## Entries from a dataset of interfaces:
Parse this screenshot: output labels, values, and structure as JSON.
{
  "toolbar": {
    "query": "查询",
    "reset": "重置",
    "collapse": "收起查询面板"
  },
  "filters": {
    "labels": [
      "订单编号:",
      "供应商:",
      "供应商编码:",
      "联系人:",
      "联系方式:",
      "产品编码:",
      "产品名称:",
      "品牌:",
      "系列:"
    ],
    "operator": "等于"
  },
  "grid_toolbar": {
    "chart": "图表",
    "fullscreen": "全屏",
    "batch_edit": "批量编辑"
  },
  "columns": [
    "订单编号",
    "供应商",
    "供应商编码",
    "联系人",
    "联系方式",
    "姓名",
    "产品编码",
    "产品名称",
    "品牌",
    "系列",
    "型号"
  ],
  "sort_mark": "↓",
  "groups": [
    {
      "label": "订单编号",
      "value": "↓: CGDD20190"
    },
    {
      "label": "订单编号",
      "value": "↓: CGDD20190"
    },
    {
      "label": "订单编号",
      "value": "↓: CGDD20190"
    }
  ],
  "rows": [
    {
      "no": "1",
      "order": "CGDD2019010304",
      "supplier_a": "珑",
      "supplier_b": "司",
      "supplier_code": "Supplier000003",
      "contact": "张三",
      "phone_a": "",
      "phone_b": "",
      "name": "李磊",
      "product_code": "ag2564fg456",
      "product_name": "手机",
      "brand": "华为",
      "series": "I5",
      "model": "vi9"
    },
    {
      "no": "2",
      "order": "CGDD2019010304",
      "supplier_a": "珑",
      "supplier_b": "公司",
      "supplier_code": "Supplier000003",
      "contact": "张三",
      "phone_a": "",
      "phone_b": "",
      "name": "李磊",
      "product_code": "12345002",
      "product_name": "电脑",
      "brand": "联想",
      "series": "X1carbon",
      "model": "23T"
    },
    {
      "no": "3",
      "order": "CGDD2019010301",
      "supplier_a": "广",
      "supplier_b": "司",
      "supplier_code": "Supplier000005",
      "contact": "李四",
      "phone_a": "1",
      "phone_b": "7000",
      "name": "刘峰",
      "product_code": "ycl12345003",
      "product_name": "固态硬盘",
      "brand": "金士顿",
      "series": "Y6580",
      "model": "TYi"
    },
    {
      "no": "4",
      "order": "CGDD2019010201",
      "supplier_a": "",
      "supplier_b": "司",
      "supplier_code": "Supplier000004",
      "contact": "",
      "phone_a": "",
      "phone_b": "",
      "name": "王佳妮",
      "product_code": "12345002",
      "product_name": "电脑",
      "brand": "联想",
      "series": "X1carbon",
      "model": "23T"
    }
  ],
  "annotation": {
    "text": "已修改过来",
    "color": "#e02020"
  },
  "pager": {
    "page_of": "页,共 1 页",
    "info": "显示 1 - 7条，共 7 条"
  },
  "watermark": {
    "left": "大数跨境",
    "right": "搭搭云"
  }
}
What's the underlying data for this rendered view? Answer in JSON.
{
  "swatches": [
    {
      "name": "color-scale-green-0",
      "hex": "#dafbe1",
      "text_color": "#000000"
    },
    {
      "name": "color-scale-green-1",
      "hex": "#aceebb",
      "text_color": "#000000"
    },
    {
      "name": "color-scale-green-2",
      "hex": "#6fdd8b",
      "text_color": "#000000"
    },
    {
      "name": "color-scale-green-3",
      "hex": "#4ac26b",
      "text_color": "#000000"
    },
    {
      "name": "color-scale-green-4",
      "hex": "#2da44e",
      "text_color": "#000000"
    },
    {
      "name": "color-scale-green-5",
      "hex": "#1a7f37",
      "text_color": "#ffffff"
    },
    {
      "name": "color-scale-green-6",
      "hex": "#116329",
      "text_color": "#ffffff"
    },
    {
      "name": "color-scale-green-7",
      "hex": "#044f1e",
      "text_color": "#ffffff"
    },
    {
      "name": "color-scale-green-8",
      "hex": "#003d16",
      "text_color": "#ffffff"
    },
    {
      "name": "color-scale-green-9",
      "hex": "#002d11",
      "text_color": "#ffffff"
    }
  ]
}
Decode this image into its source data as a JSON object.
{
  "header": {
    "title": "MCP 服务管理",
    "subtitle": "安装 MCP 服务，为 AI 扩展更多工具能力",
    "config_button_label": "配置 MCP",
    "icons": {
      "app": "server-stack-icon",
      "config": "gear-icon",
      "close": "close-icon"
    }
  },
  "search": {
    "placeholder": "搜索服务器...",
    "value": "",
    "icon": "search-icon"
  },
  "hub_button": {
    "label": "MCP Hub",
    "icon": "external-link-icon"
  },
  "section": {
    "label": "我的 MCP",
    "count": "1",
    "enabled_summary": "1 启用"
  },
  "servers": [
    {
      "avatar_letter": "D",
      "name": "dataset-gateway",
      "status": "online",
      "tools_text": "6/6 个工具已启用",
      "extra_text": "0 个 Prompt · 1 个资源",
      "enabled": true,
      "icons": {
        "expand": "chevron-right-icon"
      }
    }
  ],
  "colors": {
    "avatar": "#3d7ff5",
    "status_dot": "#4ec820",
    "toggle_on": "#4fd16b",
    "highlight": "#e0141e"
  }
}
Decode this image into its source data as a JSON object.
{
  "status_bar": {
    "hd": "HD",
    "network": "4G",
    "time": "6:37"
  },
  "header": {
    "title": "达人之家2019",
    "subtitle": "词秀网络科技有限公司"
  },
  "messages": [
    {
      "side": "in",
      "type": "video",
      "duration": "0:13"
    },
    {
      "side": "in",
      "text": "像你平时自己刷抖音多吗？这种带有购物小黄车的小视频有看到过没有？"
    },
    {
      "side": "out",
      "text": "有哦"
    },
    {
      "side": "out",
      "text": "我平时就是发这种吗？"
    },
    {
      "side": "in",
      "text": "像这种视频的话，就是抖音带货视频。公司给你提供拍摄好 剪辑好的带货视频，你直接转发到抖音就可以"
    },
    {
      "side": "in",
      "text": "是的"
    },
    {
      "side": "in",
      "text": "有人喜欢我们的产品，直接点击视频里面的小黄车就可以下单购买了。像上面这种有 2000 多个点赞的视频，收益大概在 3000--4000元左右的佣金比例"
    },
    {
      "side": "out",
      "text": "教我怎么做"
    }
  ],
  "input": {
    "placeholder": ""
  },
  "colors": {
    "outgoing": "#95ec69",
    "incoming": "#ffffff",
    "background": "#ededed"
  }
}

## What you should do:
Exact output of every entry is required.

## Answer:
Parse this screenshot: output labels, values, and structure as JSON.
{
  "toolbar": {
    "query": "查询",
    "reset": "重置",
    "collapse": "收起查询面板"
  },
  "filters": {
    "labels": [
      "订单编号:",
      "供应商:",
      "供应商编码:",
      "联系人:",
      "联系方式:",
      "产品编码:",
      "产品名称:",
      "品牌:",
      "系列:"
    ],
    "operator": "等于"
  },
  "grid_toolbar": {
    "chart": "图表",
    "fullscreen": "全屏",
    "batch_edit": "批量编辑"
  },
  "columns": [
    "订单编号",
    "供应商",
    "供应商编码",
    "联系人",
    "联系方式",
    "姓名",
    "产品编码",
    "产品名称",
    "品牌",
    "系列",
    "型号"
  ],
  "sort_mark": "↓",
  "groups": [
    {
      "label": "订单编号",
      "value": "↓: CGDD20190"
    },
    {
      "label": "订单编号",
      "value": "↓: CGDD20190"
    },
    {
      "label": "订单编号",
      "value": "↓: CGDD20190"
    }
  ],
  "rows": [
    {
      "no": "1",
      "order": "CGDD2019010304",
      "supplier_a": "珑",
      "supplier_b": "司",
      "supplier_code": "Supplier000003",
      "contact": "张三",
      "phone_a": "",
      "phone_b": "",
      "name": "李磊",
      "product_code": "ag2564fg456",
      "product_name": "手机",
      "brand": "华为",
      "series": "I5",
      "model": "vi9"
    },
    {
      "no": "2",
      "order": "CGDD2019010304",
      "supplier_a": "珑",
      "supplier_b": "公司",
      "supplier_code": "Supplier000003",
      "contact": "张三",
      "phone_a": "",
      "phone_b": "",
      "name": "李磊",
      "product_code": "12345002",
      "product_name": "电脑",
      "brand": "联想",
      "series": "X1carbon",
      "model": "23T"
    },
    {
      "no": "3",
      "order": "CGDD2019010301",
      "supplier_a": "广",
      "supplier_b": "司",
      "supplier_code": "Supplier000005",
      "contact": "李四",
      "phone_a": "1",
      "phone_b": "7000",
      "name": "刘峰",
      "product_code": "ycl12345003",
      "product_name": "固态硬盘",
      "brand": "金士顿",
      "series": "Y6580",
      "model": "TYi"
    },
    {
      "no": "4",
      "order": "CGDD2019010201",
      "supplier_a": "",
      "supplier_b": "司",
      "supplier_code": "Supplier000004",
      "contact": "",
      "phone_a": "",
      "phone_b": "",
      "name": "王佳妮",
      "product_code": "12345002",
      "product_name": "电脑",
      "brand": "联想",
      "series": "X1carbon",
      "model": "23T"
    }
  ],
  "annotation": {
    "text": "已修改过来",
    "color": "#e02020"
  },
  "pager": {
    "page_of": "页,共 1 页",
    "info": "显示 1 - 7条，共 7 条"
  },
  "watermark": {
    "left": "大数跨境",
    "right": "搭搭云"
  }
}
What's the underlying data for this rendered view? Answer in JSON.
{
  "swatches": [
    {
      "name": "color-scale-green-0",
      "hex": "#dafbe1",
      "text_color": "#000000"
    },
    {
      "name": "color-scale-green-1",
      "hex": "#aceebb",
      "text_color": "#000000"
    },
    {
      "name": "color-scale-green-2",
      "hex": "#6fdd8b",
      "text_color": "#000000"
    },
    {
      "name": "color-scale-green-3",
      "hex": "#4ac26b",
      "text_color": "#000000"
    },
    {
      "name": "color-scale-green-4",
      "hex": "#2da44e",
      "text_color": "#000000"
    },
    {
      "name": "color-scale-green-5",
      "hex": "#1a7f37",
      "text_color": "#ffffff"
    },
    {
      "name": "color-scale-green-6",
      "hex": "#116329",
      "text_color": "#ffffff"
    },
    {
      "name": "color-scale-green-7",
      "hex": "#044f1e",
      "text_color": "#ffffff"
    },
    {
      "name": "color-scale-green-8",
      "hex": "#003d16",
      "text_color": "#ffffff"
    },
    {
      "name": "color-scale-green-9",
      "hex": "#002d11",
      "text_color": "#ffffff"
    }
  ]
}
Decode this image into its source data as a JSON object.
{
  "header": {
    "title": "MCP 服务管理",
    "subtitle": "安装 MCP 服务，为 AI 扩展更多工具能力",
    "config_button_label": "配置 MCP",
    "icons": {
      "app": "server-stack-icon",
      "config": "gear-icon",
      "close": "close-icon"
    }
  },
  "search": {
    "placeholder": "搜索服务器...",
    "value": "",
    "icon": "search-icon"
  },
  "hub_button": {
    "label": "MCP Hub",
    "icon": "external-link-icon"
  },
  "section": {
    "label": "我的 MCP",
    "count": "1",
    "enabled_summary": "1 启用"
  },
  "servers": [
    {
      "avatar_letter": "D",
      "name": "dataset-gateway",
      "status": "online",
      "tools_text": "6/6 个工具已启用",
      "extra_text": "0 个 Prompt · 1 个资源",
      "enabled": true,
      "icons": {
        "expand": "chevron-right-icon"
      }
    }
  ],
  "colors": {
    "avatar": "#3d7ff5",
    "status_dot": "#4ec820",
    "toggle_on": "#4fd16b",
    "highlight": "#e0141e"
  }
}
Decode this image into its source data as a JSON object.
{
  "status_bar": {
    "hd": "HD",
    "network": "4G",
    "time": "6:37"
  },
  "header": {
    "title": "达人之家2019",
    "subtitle": "词秀网络科技有限公司"
  },
  "messages": [
    {
      "side": "in",
      "type": "video",
      "duration": "0:13"
    },
    {
      "side": "in",
      "text": "像你平时自己刷抖音多吗？这种带有购物小黄车的小视频有看到过没有？"
    },
    {
      "side": "out",
      "text": "有哦"
    },
    {
      "side": "out",
      "text": "我平时就是发这种吗？"
    },
    {
      "side": "in",
      "text": "像这种视频的话，就是抖音带货视频。公司给你提供拍摄好 剪辑好的带货视频，你直接转发到抖音就可以"
    },
    {
      "side": "in",
      "text": "是的"
    },
    {
      "side": "in",
      "text": "有人喜欢我们的产品，直接点击视频里面的小黄车就可以下单购买了。像上面这种有 2000 多个点赞的视频，收益大概在 3000--4000元左右的佣金比例"
    },
    {
      "side": "out",
      "text": "教我怎么做"
    }
  ],
  "input": {
    "placeholder": ""
  },
  "colors": {
    "outgoing": "#95ec69",
    "incoming": "#ffffff",
    "background": "#ededed"
  }
}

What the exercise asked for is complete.